A little backstory.  We live on a tight budget.  Like seriously tight.  Like seven-people-living-on-a-firefighter-income tight.  But I wanted the 4 and 3yr old to take swim lessons.  So I sold our never-used Step2 climbing thingy and earned the $110 I needed.  That’s a lot of money in my world.  Do you know how much Target clearance goodness I could buy with $110?  But I digress.

So time came for the lessons.  I had a bad feeling about this.  The moment we arrived at the pool, that precious little 4yr old made a decision.  She was not doing this.  No way.  No how.  No sir.  For THREE days I drove those children 20 minutes to that pool.  And for THREE days she screamed bloody murder.  I took away all that she held dear and more.  No sir.  I gave her consequences.  No ma’am.  I made her sit there in the hot sun for 30 minutes (heck, I wanted to get in!)  No way.  She was not going in.  Did I mention I paid $110?

We had 6 days left and I had a choice to make.  Would I fight it out and prove my point?  Would I eventually give out enough consequences that she would relent?  This is what “fit” with my style of uber-consistency.  But that’s not what I did.  Nope.  We quit swim lessons.  We never went back.  I gave her all of her toys back, didn’t follow through on most of my threats.  I told her we were done and didn’t even scold or lecture her.  And we moved on with our summer, now with 6 unexpectedly free mornings.
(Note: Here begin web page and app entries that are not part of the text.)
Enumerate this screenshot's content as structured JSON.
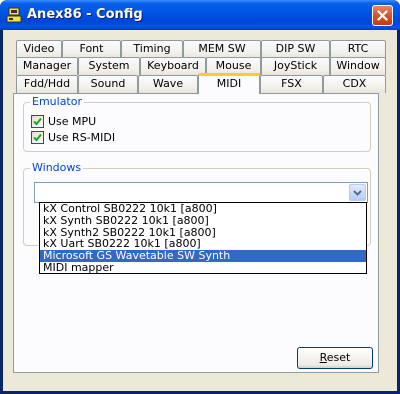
{
  "window": {
    "title": "Anex86 - Config"
  },
  "tabs": {
    "row1": [
      "Video",
      "Font",
      "Timing",
      "MEM SW",
      "DIP SW",
      "RTC"
    ],
    "row2": [
      "Manager",
      "System",
      "Keyboard",
      "Mouse",
      "JoyStick",
      "Window"
    ],
    "row3": [
      "Fdd/Hdd",
      "Sound",
      "Wave",
      "MIDI",
      "FSX",
      "CDX"
    ],
    "active": "MIDI"
  },
  "emulator": {
    "label": "Emulator",
    "use_mpu": {
      "label": "Use MPU",
      "checked": true
    },
    "use_rs_midi": {
      "label": "Use RS-MIDI",
      "checked": true
    }
  },
  "windows_group": {
    "label": "Windows",
    "combo_value": "",
    "options": [
      "kX Control SB0222 10k1 [a800]",
      "kX Synth SB0222 10k1 [a800]",
      "kX Synth2 SB0222 10k1 [a800]",
      "kX Uart SB0222 10k1 [a800]",
      "Microsoft GS Wavetable SW Synth",
      "MIDI mapper"
    ],
    "selected_option": "Microsoft GS Wavetable SW Synth"
  },
  "reset_button": {
    "label_underlined": "R",
    "label_rest": "eset"
  },
  "colors": {
    "titlebar": "#0055e5",
    "tab_highlight": "#ffc83c",
    "group_label": "#0046d5",
    "selection": "#316ac5",
    "check": "#21a121"
  }
}
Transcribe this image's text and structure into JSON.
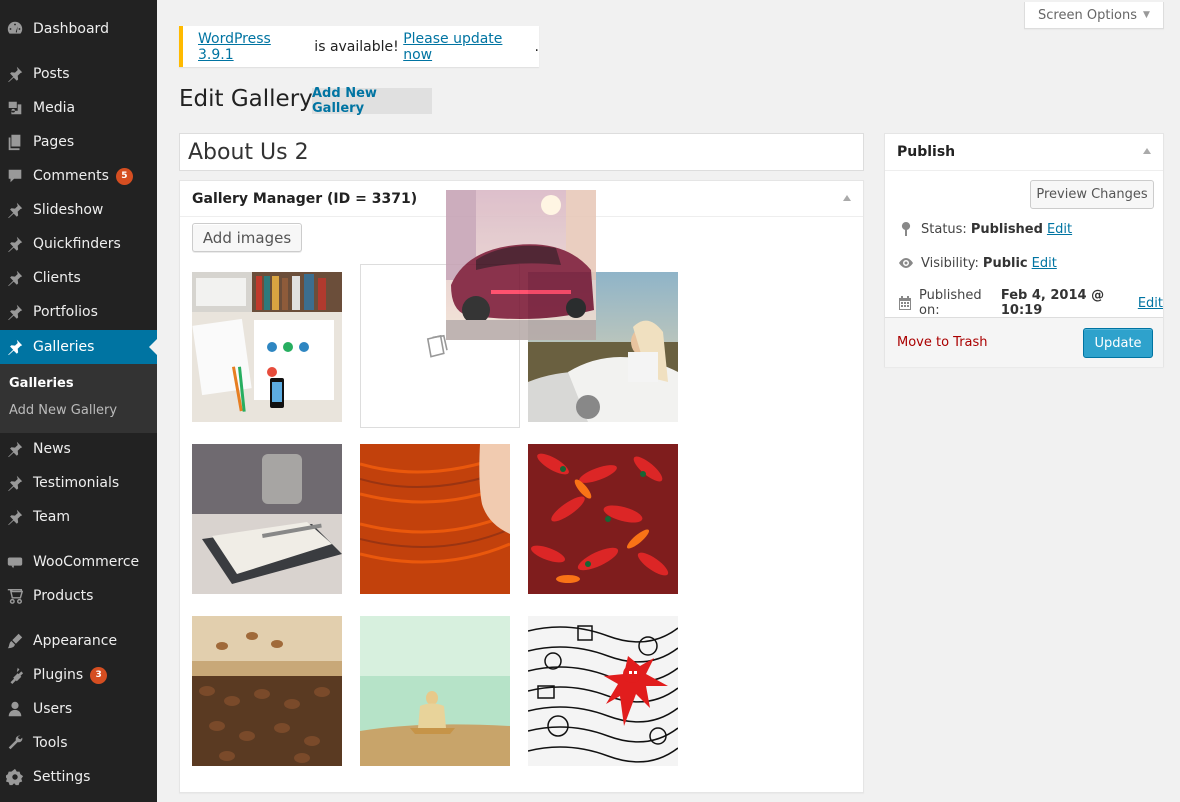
{
  "sidebar": {
    "items": [
      {
        "label": "Dashboard",
        "icon": "dashboard-icon"
      },
      {
        "label": "Posts",
        "icon": "pin-icon"
      },
      {
        "label": "Media",
        "icon": "media-icon"
      },
      {
        "label": "Pages",
        "icon": "pages-icon"
      },
      {
        "label": "Comments",
        "icon": "comments-icon",
        "badge": "5"
      },
      {
        "label": "Slideshow",
        "icon": "pin-icon"
      },
      {
        "label": "Quickfinders",
        "icon": "pin-icon"
      },
      {
        "label": "Clients",
        "icon": "pin-icon"
      },
      {
        "label": "Portfolios",
        "icon": "pin-icon"
      },
      {
        "label": "Galleries",
        "icon": "pin-icon",
        "current": true
      },
      {
        "label": "News",
        "icon": "pin-icon"
      },
      {
        "label": "Testimonials",
        "icon": "pin-icon"
      },
      {
        "label": "Team",
        "icon": "pin-icon"
      },
      {
        "label": "WooCommerce",
        "icon": "woocommerce-icon"
      },
      {
        "label": "Products",
        "icon": "cart-icon"
      },
      {
        "label": "Appearance",
        "icon": "appearance-icon"
      },
      {
        "label": "Plugins",
        "icon": "plugins-icon",
        "badge": "3"
      },
      {
        "label": "Users",
        "icon": "users-icon"
      },
      {
        "label": "Tools",
        "icon": "tools-icon"
      },
      {
        "label": "Settings",
        "icon": "settings-icon"
      }
    ],
    "submenu": [
      {
        "label": "Galleries",
        "current": true
      },
      {
        "label": "Add New Gallery"
      }
    ]
  },
  "header": {
    "screen_options": "Screen Options",
    "nag": {
      "link1": "WordPress 3.9.1",
      "middle": " is available! ",
      "link2": "Please update now",
      "end": "."
    },
    "page_title": "Edit Gallery",
    "add_new": "Add New Gallery"
  },
  "editor": {
    "title_value": "About Us 2",
    "gallery_manager_title": "Gallery Manager (ID = 3371)",
    "add_images_label": "Add images",
    "images": [
      "desk-with-laptop-and-books",
      "red-sports-car (being dragged)",
      "woman-in-convertible",
      "notebook-and-pen-on-desk",
      "red-hair-woman-profile",
      "red-chili-peppers",
      "coffee-beans",
      "person-sitting-by-sea",
      "doodle-art-red-figure"
    ]
  },
  "publish": {
    "title": "Publish",
    "preview_label": "Preview Changes",
    "status_label": "Status:",
    "status_value": "Published",
    "visibility_label": "Visibility:",
    "visibility_value": "Public",
    "published_label": "Published on:",
    "published_value": "Feb 4, 2014 @ 10:19",
    "edit_label": "Edit",
    "trash_label": "Move to Trash",
    "update_label": "Update"
  },
  "colors": {
    "sidebar_bg": "#222222",
    "accent": "#0074a2",
    "badge": "#d54e21",
    "primary_button": "#2ea2cc",
    "nag_border": "#ffba00"
  }
}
And guess what?  A few days later she asked to take off her armies in the pool.  I said yes and watched in amazement as she swam all the way to the other side and back  She has been swimming ever since.  Apparently she didn’t need those lessons after all.

But I did need them.  Here’s what I learned…

Sometimes the peace in your home and your heart is more important than that small battle you are fighting.

There will be plenty of other chances (plenty) to reign in that girl’s stubborn side.  But this was not the time.  She is a good girl who was afraid to get in the water with a stranger.  This one episode doesn’t mean she’s on a one-way street to a life of crime and drugs.  And my choice to give in doesn’t mean I’m on a one-way street to being a terrible mother.

I learned to lighten up, throw in the towel, leave the battle for another day, and maintain peace in my home.  And she learned how to swim.